▶ **EXTRACTED RECORDS**:
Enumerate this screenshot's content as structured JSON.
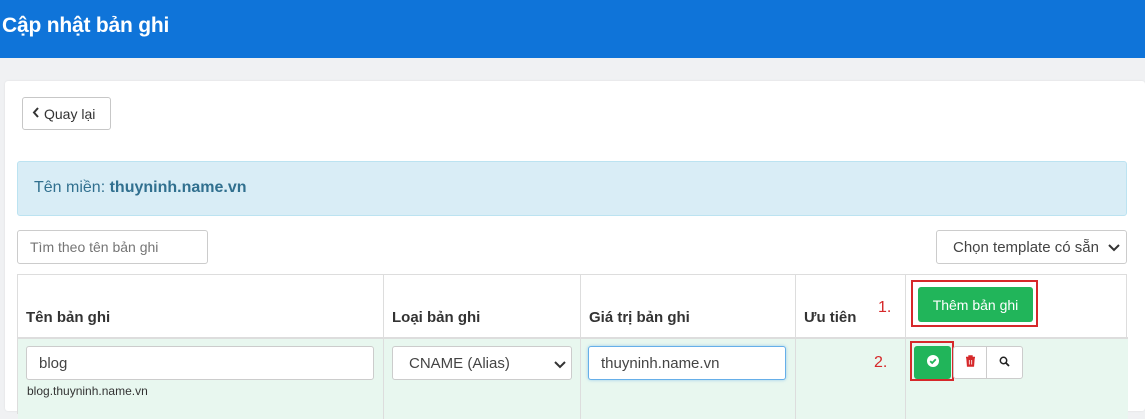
{
  "header": {
    "title": "Cập nhật bản ghi"
  },
  "toolbar": {
    "back_label": "Quay lại"
  },
  "domain": {
    "label": "Tên miền:",
    "value": "thuyninh.name.vn"
  },
  "search": {
    "placeholder": "Tìm theo tên bản ghi"
  },
  "template_select": {
    "selected": "Chọn template có sẵn"
  },
  "table": {
    "columns": [
      "Tên bản ghi",
      "Loại bản ghi",
      "Giá trị bản ghi",
      "Ưu tiên"
    ],
    "add_button_label": "Thêm bản ghi",
    "rows": [
      {
        "name": "blog",
        "fqdn": "blog.thuyninh.name.vn",
        "type": "CNAME (Alias)",
        "value": "thuyninh.name.vn",
        "priority": ""
      }
    ]
  },
  "annotations": {
    "step1": "1.",
    "step2": "2."
  },
  "colors": {
    "header_bg": "#0f74d9",
    "accent_green": "#21b55a",
    "annotation_red": "#d6282a",
    "info_bg": "#d9edf6"
  }
}
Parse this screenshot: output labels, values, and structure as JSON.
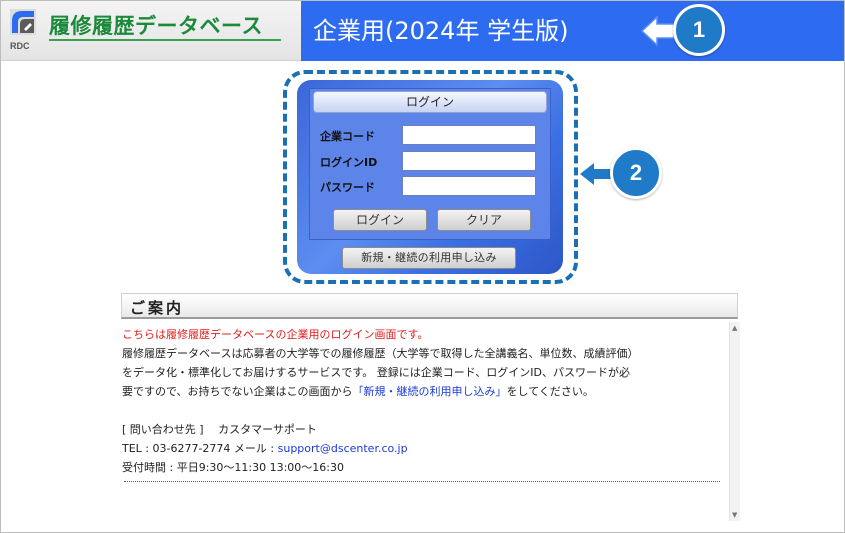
{
  "header": {
    "logo_text": "履修履歴データベース",
    "logo_sub": "RDC",
    "title": "企業用(2024年 学生版)"
  },
  "callouts": {
    "one": "1",
    "two": "2"
  },
  "login": {
    "heading": "ログイン",
    "fields": [
      {
        "label": "企業コード",
        "value": ""
      },
      {
        "label": "ログインID",
        "value": ""
      },
      {
        "label": "パスワード",
        "value": ""
      }
    ],
    "login_button": "ログイン",
    "clear_button": "クリア",
    "apply_button": "新規・継続の利用申し込み"
  },
  "guide": {
    "heading": "ご案内",
    "line1": "こちらは履修履歴データベースの企業用のログイン画面です。",
    "line2": "履修履歴データベースは応募者の大学等での履修履歴（大学等で取得した全講義名、単位数、成績評価）",
    "line3": "をデータ化・標準化してお届けするサービスです。 登録には企業コード、ログインID、パスワードが必",
    "line4a": "要ですので、お持ちでない企業はこの画面から",
    "line4_link": "「新規・継続の利用申し込み」",
    "line4b": "をしてください。",
    "contact_title": "[ 問い合わせ先 ]　 カスタマーサポート",
    "tel": "TEL : 03-6277-2774 メール : ",
    "email": "support@dscenter.co.jp",
    "hours": "受付時間 : 平日9:30～11:30 13:00～16:30"
  },
  "colors": {
    "title_bar": "#2d6cf0",
    "logo_green": "#1b8a3a",
    "callout": "#1f7ac8",
    "login_panel": "#4a78e4",
    "notice_red": "#e21d1d",
    "link_blue": "#1b3bd6"
  }
}
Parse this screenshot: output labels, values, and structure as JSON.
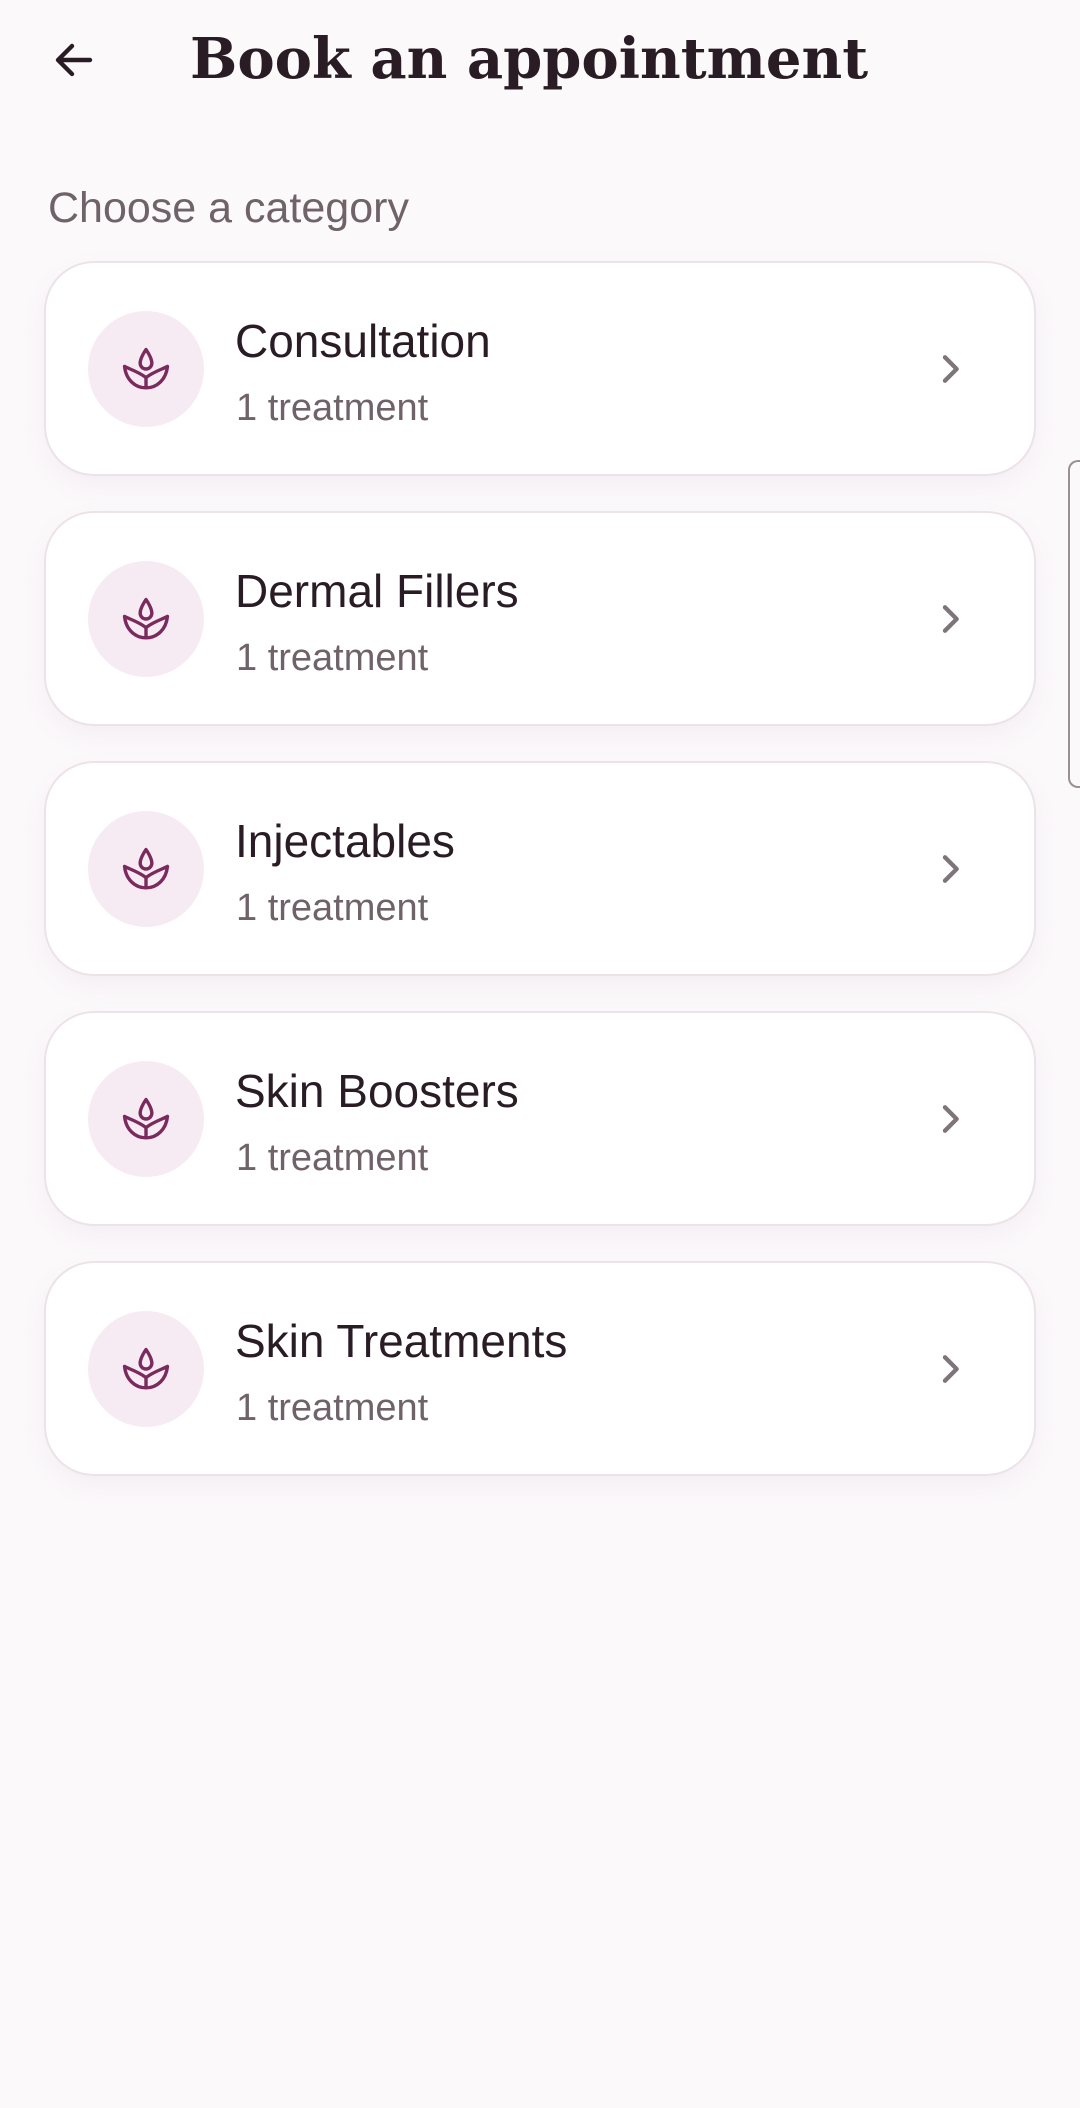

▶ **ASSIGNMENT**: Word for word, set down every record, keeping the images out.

▶ **OUTPUT FOR THIS TASK**:
Enumerate this screenshot's content as structured JSON.
{
  "header": {
    "title": "Cập nhật bản ghi"
  },
  "toolbar": {
    "back_label": "Quay lại"
  },
  "domain": {
    "label": "Tên miền:",
    "value": "thuyninh.name.vn"
  },
  "search": {
    "placeholder": "Tìm theo tên bản ghi"
  },
  "template_select": {
    "selected": "Chọn template có sẵn"
  },
  "table": {
    "columns": [
      "Tên bản ghi",
      "Loại bản ghi",
      "Giá trị bản ghi",
      "Ưu tiên"
    ],
    "add_button_label": "Thêm bản ghi",
    "rows": [
      {
        "name": "blog",
        "fqdn": "blog.thuyninh.name.vn",
        "type": "CNAME (Alias)",
        "value": "thuyninh.name.vn",
        "priority": ""
      }
    ]
  },
  "annotations": {
    "step1": "1.",
    "step2": "2."
  },
  "colors": {
    "header_bg": "#0f74d9",
    "accent_green": "#21b55a",
    "annotation_red": "#d6282a",
    "info_bg": "#d9edf6"
  }
}
Parse this screenshot: output labels, values, and structure as JSON.
{
  "header": {
    "logo_text": "履修履歴データベース",
    "logo_sub": "RDC",
    "title": "企業用(2024年 学生版)"
  },
  "callouts": {
    "one": "1",
    "two": "2"
  },
  "login": {
    "heading": "ログイン",
    "fields": [
      {
        "label": "企業コード",
        "value": ""
      },
      {
        "label": "ログインID",
        "value": ""
      },
      {
        "label": "パスワード",
        "value": ""
      }
    ],
    "login_button": "ログイン",
    "clear_button": "クリア",
    "apply_button": "新規・継続の利用申し込み"
  },
  "guide": {
    "heading": "ご案内",
    "line1": "こちらは履修履歴データベースの企業用のログイン画面です。",
    "line2": "履修履歴データベースは応募者の大学等での履修履歴（大学等で取得した全講義名、単位数、成績評価）",
    "line3": "をデータ化・標準化してお届けするサービスです。 登録には企業コード、ログインID、パスワードが必",
    "line4a": "要ですので、お持ちでない企業はこの画面から",
    "line4_link": "「新規・継続の利用申し込み」",
    "line4b": "をしてください。",
    "contact_title": "[ 問い合わせ先 ]　 カスタマーサポート",
    "tel": "TEL : 03-6277-2774 メール : ",
    "email": "support@dscenter.co.jp",
    "hours": "受付時間 : 平日9:30～11:30 13:00～16:30"
  },
  "colors": {
    "title_bar": "#2d6cf0",
    "logo_green": "#1b8a3a",
    "callout": "#1f7ac8",
    "login_panel": "#4a78e4",
    "notice_red": "#e21d1d",
    "link_blue": "#1b3bd6"
  }
}
Parse this screenshot: output labels, values, and structure as JSON.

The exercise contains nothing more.